Last modified: Monday, March 25, 2002
Thomas Hart Benton murals timeline
1932 -- Thomas Hart Benton is commissioned to paint the murals to decorate the Indiana Hall at the "Century of Progress" exposition at the Chicago World's Fair. Benton signed a contract to paint a continuous mural, 12 feet high and about 250 feet long, depicting the "Social and Industrial History of Indiana."
1933 -- Gov. Paul McNutt dedicates the mural display on July 2. Critics were sharply divided on the murals. Some believed that the murals made Indiana's state exhibit the most artistic at the fair; others disliked Benton's style and subject matter. Benton himself described the murals as "A Dream Fulfilled."

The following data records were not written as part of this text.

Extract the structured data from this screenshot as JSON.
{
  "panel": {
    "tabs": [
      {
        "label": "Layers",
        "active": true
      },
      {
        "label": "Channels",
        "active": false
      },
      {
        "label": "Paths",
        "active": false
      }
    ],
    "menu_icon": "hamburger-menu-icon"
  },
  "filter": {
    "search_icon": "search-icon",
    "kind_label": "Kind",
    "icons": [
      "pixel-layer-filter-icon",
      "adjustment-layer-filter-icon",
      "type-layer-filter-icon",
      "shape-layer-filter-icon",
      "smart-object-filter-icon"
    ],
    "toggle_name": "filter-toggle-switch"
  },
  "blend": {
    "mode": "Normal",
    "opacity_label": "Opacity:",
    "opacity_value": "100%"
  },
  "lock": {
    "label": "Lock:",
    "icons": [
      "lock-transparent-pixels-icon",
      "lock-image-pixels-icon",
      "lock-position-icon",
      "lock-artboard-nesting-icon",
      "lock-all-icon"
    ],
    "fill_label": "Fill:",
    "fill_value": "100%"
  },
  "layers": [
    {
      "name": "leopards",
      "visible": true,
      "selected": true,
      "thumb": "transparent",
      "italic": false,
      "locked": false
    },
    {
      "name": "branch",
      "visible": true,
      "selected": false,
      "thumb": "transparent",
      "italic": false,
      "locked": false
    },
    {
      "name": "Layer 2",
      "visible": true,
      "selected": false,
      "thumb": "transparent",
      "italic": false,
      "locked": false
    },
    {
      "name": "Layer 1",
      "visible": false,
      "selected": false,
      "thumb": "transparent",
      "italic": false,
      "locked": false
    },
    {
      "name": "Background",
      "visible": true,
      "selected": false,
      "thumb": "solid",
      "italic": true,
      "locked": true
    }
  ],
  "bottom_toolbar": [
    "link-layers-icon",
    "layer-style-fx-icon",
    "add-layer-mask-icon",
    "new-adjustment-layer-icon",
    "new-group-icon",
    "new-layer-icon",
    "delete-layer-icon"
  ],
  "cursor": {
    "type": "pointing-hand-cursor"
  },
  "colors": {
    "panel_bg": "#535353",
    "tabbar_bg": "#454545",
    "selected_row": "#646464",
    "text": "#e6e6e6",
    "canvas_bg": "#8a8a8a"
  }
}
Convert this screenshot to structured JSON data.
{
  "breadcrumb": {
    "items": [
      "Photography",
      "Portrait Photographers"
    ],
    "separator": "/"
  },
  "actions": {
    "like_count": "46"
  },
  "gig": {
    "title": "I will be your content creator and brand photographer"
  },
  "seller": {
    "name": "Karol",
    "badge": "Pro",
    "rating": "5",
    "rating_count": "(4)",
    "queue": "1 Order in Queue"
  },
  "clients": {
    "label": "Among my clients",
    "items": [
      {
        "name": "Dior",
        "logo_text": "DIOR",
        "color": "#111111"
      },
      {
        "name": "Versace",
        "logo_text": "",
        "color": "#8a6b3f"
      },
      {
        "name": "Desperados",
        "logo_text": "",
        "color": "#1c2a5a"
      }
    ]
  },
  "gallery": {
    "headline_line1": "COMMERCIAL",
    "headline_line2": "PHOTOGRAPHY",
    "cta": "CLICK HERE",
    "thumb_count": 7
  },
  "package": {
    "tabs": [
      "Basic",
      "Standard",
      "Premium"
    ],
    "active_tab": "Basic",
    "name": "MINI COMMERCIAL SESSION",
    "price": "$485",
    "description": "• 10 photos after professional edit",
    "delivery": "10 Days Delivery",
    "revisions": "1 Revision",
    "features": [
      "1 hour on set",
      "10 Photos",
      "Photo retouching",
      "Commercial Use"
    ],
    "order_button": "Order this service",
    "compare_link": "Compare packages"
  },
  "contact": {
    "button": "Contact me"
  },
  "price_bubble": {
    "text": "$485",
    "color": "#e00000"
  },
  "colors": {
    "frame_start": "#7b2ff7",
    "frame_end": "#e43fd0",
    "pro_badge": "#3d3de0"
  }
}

1935 -- After being temporarily warehoused at the conclusion of the World's Fair, the murals are transferred to the state fairground in Indianapolis and largely forgotten.
1938 -- The new president of IU, Herman B Wells, begins work on the first major building project of his tenure, a music hall that came to be known as the IU Auditorium. He remembers the murals from his visit to the World's Fair. Wells contacts Gov. Clifford Townsend and IU obtains the murals for the price of shipping.
1940 -- Benton assists in the installation and retouching of the murals. Sixteen central panels are installed in the grand lobby of the Auditorium. Two panels with "business" themes are placed in Woodburn Hall, the new center of the Business School. Panels with "recreation" themes are placed in the University Theater behind the main auditorium.
1941 -- On March 22, the IU Auditorium holds its grand opening. On Dec. 9, the university holds "Indiana Mural Day." Benton attends and holds workshops.
1975 -- Thomas Hart Benton dies. He remained an active artist until his death.
1986-87 -- Concerned about the deterioration of the Woodburn and University Theater murals, including the frequently vandalized KKK image in the Woodburn mural, the university receives a National Endowment for the Arts grant and cleans and conserves the panels.
1997-98 -- In conjunction with the renovation of the IU Auditorium, the NEA awards IU a conservation grant for restoring the Benton murals there, declaring the Benton mural restoration to be the most important such project in the nation. IU raises matching funds for the project. The Getty Trust also is a primary sponsor of the effort.
2000 -- On Jan. 27, the IU Auditorium, with the restored murals, is rededicated.